As the previous poster has said, if you have a large molecule like a protein you want to use electrospray. This latter method normally involve the molecule picking up a proton from the solvent. This means that not only that the molecule is now +1 but also that is has a mass of its Mr+1. This enables the Mr of the molecule to be determined (you find the highest peak and take off 1unit - the result is the Mr of the molecule)

The electron gun is a 'hard' technique. You still normally generate a molecular ion, but this ion has +1 charge but the same mass as the molecule you're investigating. The molecule has merely lost one electron. However, in rare cases the molecular ion is absent because the molecule has been broken apart by the high energy electrons. This techinque is not very good for large molecules.

This breaking apart process is called fragmentation. It can actually be quite useful for identifying small molecules. Let's suppose that one molecule has an ethyl group but an isomer doesn't. If there's a peak at 29 m/z then it's a very good indication that an ethyl group is present. The ion that is detected is CH3CH2+ This knowledge helps to identify between small molecules of identical Mr

The new AQA spec doesn't seem to include identifying fragments, but this electrospray stuff is included instead. Herewith link to a resource from the AQA website: https://filestore.aqa.org.uk/resourc...ECTROMETRY.PDF
Hi Tony,
very useful link - where does it come from?
0
reply
tony_dolby
Badges: 10
Rep:
? You'll earn badges for being active around the site. Rep gems come when your posts are rated by other community members.
#5
Report 4 weeks ago
#5
It's part of the teacher resources on AQA's website here:

https://www.aqa.org.uk/subjects/scie...eaching+guides

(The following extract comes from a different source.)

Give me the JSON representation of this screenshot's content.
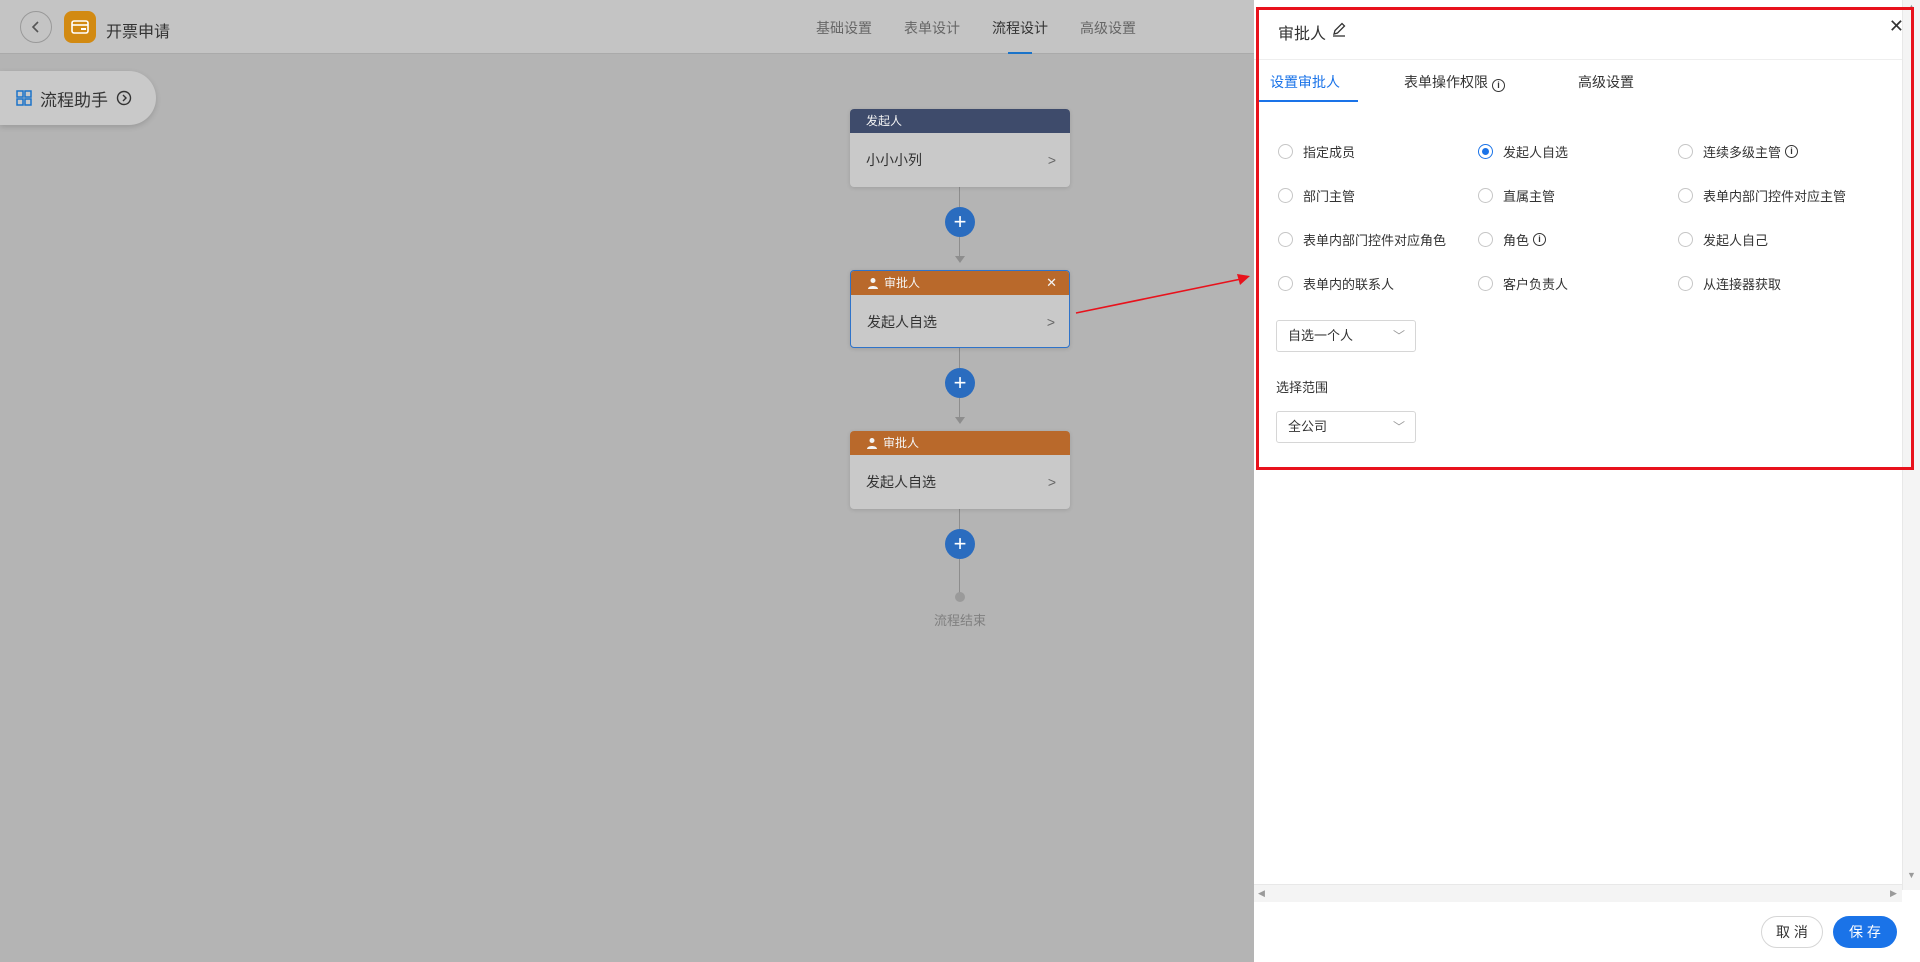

There are only four in total, and AQA only seem to issue these when the spec. is unclear or the approved textbooks are not good enough! I'm not a teacher, so perhaps there are other resources in a secure part of the site?
0
reply
charco
Badges: 18
Rep:
? You'll earn badges for being active around the site. Rep gems come when your posts are rated by other community members.
#6
Report 4 weeks ago
#6
(Original post by tony_dolby)
It's part of the teacher resources on AQA's website here:

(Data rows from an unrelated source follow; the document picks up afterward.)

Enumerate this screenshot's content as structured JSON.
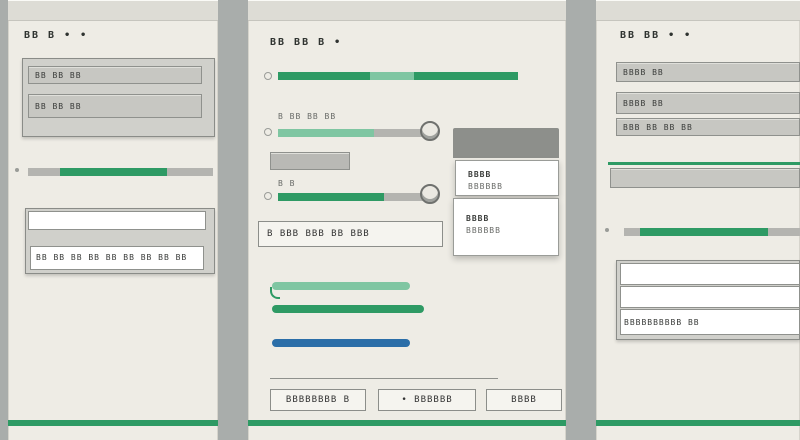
{
  "colors": {
    "accent_green": "#2e9a64",
    "mint": "#7fc6a2",
    "blue_slider": "#2b6ea8",
    "panel_bg": "#eeece5",
    "track_gray": "#b4b4b0"
  },
  "left_panel": {
    "title": "BB B • •",
    "field_1": "BB BB BB",
    "field_2": "BB BB BB",
    "row_label": "BB BB BB BB BB BB BB BB BB"
  },
  "center_panel": {
    "title": "BB BB B •",
    "slider_1_label": "B BB BB BB",
    "slider_2_label": "B B",
    "wide_button": "B BBB BBB BB BBB",
    "btn_1": "BBBBBBBB B",
    "btn_2": "• BBBBBB",
    "btn_3": "BBBB"
  },
  "popup": {
    "header": "",
    "item_1_title": "BBBB",
    "item_1_text": "BBBBBB",
    "item_2_title": "BBBB",
    "item_2_text": "BBBBBB"
  },
  "right_panel": {
    "title": "BB BB • •",
    "field_1": "BBBB BB",
    "field_2": "BBBB BB",
    "field_3": "BBB BB BB BB",
    "footer_label": "BBBBBBBBBB BB"
  }
}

https://www.aqa.org.uk/subjects/scie...eaching+guides

There are only four in total, and AQA only seem to issue these when the spec. is unclear or the approved textbooks are not good enough! I'm not a teacher, so perhaps there are other resources in a secure part of the site?
Thanks
0
reply
emrex03
Badges: 12
Rep:
? You'll earn badges for being active around the site. Rep gems come when your posts are rated by other community members.
#7
Report Thread starter 4 weeks ago
#7
Ah amazing! Thanks so much everyone!!
0
reply
X

Quick Reply

Attached files
Write a reply...
Reply
new posts
Back
to top
Latest
My Feed

See more of what you like on
The Student Room

You can personalise what you see on TSR. Tell us a little about yourself to get started.

Personalise

Year 12s - where are you at with making decisions about university?

I’ve chosen my course and my university (14)
28.57%
I’ve chosen my course and shortlisted some universities (20)
40.82%
I’ve chosen my course, but not any universities (2)
4.08%
I’ve chosen my university, but not my course (2)
4.08%
I’ve shortlisted some universities, but not my course (4)
8.16%
I’m starting to consider my university options (6)
12.24%
I haven’t started thinking about university yet (0)
0%
I’m not planning on going to university (1)
2.04%

Watched Threads

View All
Latest
My Feed

See more of what you like on
The Student Room

You can personalise what you see on TSR. Tell us a little about yourself to get started.

Personalise